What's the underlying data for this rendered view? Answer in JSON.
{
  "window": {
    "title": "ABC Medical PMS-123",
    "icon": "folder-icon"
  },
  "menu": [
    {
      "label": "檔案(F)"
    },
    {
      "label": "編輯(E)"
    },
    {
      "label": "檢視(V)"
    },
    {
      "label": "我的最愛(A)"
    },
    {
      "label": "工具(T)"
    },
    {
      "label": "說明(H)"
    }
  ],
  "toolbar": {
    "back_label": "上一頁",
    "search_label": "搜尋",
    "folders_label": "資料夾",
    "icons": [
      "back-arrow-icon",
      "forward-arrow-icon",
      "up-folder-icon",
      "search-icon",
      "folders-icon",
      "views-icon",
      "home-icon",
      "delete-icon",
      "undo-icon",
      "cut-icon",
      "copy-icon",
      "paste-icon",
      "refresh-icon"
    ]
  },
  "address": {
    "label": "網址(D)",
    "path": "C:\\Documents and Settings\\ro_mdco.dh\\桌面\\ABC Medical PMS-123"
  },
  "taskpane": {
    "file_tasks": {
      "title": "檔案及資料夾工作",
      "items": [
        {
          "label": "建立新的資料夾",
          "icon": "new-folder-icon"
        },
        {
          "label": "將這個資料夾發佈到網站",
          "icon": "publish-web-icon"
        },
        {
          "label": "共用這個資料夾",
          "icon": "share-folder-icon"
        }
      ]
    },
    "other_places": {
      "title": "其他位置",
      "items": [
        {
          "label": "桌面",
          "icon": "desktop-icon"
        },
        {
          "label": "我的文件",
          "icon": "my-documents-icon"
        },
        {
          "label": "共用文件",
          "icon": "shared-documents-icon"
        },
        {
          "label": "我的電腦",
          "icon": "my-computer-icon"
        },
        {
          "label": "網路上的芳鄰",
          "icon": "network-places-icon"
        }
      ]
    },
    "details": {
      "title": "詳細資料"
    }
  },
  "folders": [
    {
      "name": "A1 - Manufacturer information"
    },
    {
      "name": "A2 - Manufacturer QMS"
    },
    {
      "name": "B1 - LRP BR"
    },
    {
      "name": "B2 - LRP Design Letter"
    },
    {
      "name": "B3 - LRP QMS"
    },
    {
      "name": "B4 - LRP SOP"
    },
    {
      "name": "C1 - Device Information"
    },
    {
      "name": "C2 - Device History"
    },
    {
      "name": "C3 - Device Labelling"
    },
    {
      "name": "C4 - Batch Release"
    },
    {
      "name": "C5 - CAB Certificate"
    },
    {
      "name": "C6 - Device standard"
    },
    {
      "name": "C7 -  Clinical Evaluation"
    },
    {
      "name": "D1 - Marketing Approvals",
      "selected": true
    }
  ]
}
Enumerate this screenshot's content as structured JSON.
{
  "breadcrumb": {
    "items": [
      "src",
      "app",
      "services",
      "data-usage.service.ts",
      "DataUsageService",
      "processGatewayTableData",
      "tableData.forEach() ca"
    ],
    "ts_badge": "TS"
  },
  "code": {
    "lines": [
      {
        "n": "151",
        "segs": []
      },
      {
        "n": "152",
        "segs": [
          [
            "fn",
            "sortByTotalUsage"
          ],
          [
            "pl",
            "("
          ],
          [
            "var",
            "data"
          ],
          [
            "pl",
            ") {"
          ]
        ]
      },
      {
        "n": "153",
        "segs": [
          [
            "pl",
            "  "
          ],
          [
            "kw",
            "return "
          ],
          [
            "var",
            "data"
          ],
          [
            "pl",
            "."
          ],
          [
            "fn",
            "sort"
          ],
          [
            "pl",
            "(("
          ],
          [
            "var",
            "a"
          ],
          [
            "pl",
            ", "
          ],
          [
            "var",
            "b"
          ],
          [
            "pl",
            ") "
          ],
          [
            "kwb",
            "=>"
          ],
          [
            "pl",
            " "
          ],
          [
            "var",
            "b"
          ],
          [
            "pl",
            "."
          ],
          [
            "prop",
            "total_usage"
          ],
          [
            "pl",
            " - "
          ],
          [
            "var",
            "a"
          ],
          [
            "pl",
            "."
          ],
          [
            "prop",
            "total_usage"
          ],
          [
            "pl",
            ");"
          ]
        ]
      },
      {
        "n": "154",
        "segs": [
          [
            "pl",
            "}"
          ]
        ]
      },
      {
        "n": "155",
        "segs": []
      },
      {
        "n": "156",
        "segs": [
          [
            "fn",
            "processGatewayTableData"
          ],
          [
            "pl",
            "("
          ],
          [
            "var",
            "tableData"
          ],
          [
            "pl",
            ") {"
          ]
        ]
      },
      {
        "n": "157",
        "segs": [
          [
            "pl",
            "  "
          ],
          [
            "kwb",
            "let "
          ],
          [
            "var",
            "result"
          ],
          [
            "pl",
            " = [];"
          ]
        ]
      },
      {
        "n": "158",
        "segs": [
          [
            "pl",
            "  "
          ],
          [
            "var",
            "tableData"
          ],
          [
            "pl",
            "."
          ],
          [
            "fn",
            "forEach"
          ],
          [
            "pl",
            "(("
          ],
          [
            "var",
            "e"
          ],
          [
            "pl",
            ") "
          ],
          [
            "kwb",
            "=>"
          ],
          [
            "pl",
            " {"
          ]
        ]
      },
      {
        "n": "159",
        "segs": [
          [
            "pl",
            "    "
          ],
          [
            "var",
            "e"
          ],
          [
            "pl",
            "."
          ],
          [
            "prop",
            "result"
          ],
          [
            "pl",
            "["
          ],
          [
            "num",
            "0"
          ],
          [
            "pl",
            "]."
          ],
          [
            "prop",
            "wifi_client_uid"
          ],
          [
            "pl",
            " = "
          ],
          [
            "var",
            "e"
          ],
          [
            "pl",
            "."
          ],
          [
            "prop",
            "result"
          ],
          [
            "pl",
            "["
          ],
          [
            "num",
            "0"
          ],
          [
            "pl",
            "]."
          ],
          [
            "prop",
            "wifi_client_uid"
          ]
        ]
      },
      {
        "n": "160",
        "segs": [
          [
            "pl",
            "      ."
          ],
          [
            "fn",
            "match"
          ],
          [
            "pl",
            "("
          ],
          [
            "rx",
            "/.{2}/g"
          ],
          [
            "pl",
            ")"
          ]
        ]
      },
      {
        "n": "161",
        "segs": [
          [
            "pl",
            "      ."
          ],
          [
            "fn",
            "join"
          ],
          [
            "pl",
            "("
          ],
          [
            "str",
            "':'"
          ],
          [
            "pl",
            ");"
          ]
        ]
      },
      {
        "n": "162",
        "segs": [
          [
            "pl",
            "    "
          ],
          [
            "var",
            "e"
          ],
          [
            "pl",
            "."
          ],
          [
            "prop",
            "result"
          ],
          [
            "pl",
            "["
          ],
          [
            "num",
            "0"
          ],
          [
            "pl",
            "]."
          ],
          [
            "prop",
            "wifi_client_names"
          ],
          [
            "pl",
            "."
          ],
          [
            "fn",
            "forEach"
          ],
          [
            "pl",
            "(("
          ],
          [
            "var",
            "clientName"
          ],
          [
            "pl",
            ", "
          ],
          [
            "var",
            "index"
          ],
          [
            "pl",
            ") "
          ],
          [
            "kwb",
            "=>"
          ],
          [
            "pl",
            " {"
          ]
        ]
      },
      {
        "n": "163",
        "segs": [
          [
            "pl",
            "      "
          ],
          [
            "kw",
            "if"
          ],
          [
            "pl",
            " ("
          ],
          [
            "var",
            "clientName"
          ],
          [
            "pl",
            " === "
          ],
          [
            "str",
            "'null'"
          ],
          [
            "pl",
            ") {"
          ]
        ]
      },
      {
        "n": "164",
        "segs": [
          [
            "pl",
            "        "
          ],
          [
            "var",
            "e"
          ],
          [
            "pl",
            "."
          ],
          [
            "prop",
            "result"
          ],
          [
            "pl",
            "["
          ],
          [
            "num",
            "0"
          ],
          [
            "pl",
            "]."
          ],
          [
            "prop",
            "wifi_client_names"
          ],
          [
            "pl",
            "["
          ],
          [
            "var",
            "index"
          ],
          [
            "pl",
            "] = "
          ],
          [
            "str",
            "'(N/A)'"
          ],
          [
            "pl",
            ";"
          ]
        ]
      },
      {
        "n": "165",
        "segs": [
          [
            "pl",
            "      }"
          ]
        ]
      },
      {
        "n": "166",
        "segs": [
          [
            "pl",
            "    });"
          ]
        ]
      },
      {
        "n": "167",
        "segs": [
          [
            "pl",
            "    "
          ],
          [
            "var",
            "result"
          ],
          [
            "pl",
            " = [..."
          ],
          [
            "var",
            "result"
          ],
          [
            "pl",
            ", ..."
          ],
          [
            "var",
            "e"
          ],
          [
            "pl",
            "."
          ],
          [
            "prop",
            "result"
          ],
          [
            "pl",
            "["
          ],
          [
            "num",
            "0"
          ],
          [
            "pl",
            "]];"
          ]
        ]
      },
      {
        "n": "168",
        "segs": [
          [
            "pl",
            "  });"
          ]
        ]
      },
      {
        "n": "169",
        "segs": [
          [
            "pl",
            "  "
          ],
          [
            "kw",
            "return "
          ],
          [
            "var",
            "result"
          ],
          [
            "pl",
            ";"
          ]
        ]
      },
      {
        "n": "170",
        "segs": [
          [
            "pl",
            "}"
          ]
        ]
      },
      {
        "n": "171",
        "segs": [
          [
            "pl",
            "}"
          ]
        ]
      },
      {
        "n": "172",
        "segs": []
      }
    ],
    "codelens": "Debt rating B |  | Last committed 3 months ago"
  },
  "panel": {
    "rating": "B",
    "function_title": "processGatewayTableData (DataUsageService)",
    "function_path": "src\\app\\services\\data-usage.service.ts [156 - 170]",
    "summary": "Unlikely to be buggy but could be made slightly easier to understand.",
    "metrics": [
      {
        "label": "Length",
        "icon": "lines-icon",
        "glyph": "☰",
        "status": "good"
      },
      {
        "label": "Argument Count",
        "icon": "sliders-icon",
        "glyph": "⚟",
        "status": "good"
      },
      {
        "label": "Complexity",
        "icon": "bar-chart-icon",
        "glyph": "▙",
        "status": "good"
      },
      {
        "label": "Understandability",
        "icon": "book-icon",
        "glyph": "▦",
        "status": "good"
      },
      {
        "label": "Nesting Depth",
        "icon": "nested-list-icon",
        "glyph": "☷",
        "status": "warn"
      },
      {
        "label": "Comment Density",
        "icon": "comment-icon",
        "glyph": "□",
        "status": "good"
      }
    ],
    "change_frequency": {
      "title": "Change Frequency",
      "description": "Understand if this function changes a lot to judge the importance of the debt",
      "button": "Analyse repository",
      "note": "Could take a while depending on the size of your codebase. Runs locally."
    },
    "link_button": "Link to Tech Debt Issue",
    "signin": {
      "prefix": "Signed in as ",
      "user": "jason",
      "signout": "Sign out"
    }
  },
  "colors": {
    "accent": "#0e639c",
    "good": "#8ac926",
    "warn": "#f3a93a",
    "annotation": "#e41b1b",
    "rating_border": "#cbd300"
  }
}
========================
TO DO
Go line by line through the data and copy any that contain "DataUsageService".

EXERCISE RESULT
      "DataUsageService",
    "function_title": "processGatewayTableData (DataUsageService)",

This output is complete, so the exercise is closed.